William Shakespeare birthday: 50 popular phrases that came from the famous playwright

From 'too much of a good thing' to 'good riddance' and being 'in a pickle'

Jess Denham@jess_denham
Thursday 23 April 2015 19:03
comments
Playwright William Shakespeare would have been 451 today
Playwright William Shakespeare would have been 451 today

This St George's Day also marks what would have been the 451th birthday of England's greatest playwright, William Shakespeare.

His plays are still hailed as the pinnacle of literature and hundreds of his coined phrases are still in wide usage in modern Britain.

The Bard's influence on our language and culture is still impossible to escape (sorry, GCSE students) and even those who "don't do Shakespeare" unwittingly channel his words in their daily lives.

Ever found yourself muttering 'for goodness sake' as someone queue-jumps? Or perhaps having "too much of a good thing" has left you "puking" and a "sorry sight"?

These are just a handful of popular sayings that came courtesy of Shakespeare.

More words and phrases coined by the Bard

- "Fancy-free" - A Midsummer Night's Dream

- "Lie low" - Much Ado About Nothing

- "Send packing" - Henry IV

- "Foregone conclusion" - Othello

- "A sorry sight" - Macbeth

- "For goodness sake" - Henry VIII

- "Good riddance" - The Merchant of Venice

- "Neither here not there" - Othello

- "Mum's the word" - Henry VI, Part II

- "What's done is done" - Macbeth

- "Eaten out of house and home" - Henry IV, Part II

- "Rant" - Hamlet

- "Knock knock! Who's there?" - Macbeth

- "With bated breath" - The Merchant of Venice

- "A wild goose chase" - Romeo and Juliet

- "Assassination" - Macbeth

- "Too much of a good thing" - As You Like It

- "A heart of gold" - Henry V

- "Such stuff as dreams are made on" - The Tempest

- "Fashionable" - Troilus and Cressida

- "Puking" - As You Like It

Crowds watch a performance at Shakespeare's Globe theatre

- "Dead as a doornail" - Henry VI, Part II

- "Not slept one wink" - Cymbeline

- "The world's mine oyster" - The Merry Wives of Windsor

- "Obscene" - Love's Labour's Lost

- "Bedazzled" - The Taming of the Shrew

- "In stitches" - Twelfth Night

- "Addiction" - Othello

- "Faint-hearted" - Henry VI, Part I

- "One fell swoop" - Macbeth

- "Vanish into thin air" - Othello

- "Swagger" - Henry V

- "Own flesh and blood" - Hamlet

- "Zany" - Love's Labour's Lost

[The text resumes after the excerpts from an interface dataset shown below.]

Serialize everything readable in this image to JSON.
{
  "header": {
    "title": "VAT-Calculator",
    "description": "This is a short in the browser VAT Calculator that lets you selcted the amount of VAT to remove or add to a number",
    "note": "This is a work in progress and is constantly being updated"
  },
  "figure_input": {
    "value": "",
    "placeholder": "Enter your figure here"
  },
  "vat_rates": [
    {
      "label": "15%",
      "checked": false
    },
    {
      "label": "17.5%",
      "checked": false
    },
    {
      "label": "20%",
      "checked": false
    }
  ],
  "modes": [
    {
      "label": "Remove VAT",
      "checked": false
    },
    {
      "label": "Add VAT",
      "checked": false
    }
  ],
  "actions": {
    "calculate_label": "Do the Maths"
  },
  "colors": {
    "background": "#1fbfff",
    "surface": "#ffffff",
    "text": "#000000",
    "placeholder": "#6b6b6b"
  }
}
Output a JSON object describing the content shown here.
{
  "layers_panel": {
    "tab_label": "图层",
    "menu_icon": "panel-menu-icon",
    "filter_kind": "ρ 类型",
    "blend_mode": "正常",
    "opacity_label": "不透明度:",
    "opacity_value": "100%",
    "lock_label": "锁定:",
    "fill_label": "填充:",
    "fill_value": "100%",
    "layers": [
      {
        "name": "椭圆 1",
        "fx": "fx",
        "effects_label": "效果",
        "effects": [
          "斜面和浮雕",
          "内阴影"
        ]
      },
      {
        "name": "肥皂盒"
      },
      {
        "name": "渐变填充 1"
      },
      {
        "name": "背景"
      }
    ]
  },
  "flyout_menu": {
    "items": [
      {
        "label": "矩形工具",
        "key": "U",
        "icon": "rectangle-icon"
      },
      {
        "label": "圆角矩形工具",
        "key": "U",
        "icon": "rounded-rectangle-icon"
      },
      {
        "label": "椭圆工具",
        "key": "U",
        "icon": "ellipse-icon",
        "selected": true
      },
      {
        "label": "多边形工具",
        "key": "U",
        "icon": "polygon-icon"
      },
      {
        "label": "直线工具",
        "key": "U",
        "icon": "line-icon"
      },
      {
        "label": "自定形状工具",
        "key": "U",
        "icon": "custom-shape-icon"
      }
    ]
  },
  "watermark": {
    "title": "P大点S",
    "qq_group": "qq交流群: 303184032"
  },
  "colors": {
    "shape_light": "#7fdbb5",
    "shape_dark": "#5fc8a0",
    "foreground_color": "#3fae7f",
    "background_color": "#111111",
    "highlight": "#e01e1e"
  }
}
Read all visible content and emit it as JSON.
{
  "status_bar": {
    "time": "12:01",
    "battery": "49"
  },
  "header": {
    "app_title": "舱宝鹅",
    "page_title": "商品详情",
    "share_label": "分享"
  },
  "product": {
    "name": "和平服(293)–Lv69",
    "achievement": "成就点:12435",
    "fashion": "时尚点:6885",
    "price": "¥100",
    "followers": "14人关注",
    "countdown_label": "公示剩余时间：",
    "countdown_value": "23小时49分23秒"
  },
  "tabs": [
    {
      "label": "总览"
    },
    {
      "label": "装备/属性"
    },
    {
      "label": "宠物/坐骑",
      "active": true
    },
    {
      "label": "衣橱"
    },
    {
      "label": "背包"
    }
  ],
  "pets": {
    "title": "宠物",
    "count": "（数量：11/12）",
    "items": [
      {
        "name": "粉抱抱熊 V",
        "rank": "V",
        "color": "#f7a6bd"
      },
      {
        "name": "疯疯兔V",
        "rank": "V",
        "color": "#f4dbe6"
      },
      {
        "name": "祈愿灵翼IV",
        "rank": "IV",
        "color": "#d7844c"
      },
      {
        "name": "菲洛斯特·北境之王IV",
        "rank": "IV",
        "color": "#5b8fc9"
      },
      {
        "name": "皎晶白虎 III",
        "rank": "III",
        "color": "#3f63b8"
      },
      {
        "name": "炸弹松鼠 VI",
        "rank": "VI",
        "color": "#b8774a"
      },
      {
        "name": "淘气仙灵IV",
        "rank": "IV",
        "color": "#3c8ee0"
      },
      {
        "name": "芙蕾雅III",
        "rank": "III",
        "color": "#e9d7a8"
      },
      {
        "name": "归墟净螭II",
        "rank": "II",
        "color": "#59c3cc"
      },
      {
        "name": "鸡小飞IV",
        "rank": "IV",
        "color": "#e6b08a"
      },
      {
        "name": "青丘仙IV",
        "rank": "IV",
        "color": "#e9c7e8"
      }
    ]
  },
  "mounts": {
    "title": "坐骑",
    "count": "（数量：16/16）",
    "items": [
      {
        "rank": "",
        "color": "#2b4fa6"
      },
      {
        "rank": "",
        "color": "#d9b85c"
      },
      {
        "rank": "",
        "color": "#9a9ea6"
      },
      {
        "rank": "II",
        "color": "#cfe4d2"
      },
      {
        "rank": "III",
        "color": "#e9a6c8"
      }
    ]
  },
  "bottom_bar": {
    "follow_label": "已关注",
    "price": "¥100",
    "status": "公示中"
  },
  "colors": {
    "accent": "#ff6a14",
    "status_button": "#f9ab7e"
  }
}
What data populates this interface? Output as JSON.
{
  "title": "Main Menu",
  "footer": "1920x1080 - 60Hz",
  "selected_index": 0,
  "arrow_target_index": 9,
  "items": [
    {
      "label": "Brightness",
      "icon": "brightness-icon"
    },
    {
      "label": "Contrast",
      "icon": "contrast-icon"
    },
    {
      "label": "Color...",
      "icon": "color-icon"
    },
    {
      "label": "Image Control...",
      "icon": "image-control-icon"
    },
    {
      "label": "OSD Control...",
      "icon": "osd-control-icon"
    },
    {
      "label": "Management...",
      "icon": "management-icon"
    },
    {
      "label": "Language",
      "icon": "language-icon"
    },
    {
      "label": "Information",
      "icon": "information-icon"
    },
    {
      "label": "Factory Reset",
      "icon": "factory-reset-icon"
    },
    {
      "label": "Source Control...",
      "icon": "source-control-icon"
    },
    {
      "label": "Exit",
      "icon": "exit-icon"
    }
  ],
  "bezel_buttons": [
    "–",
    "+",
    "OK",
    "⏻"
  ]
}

- "Give the devil his due" - Henry IV, Part I

- "There's method in my madness" - Hamlet

- "Salad days" - Antony and Cleopatra

- "Spotless reputation" - Richard II

- "Full circle" - King Lear

- "All of a sudden" - The Taming of the Shrew

- "Come what, come may" - Macbeth

Join our new commenting forum

Join thought-provoking conversations, follow other Independent readers and see their replies

View comments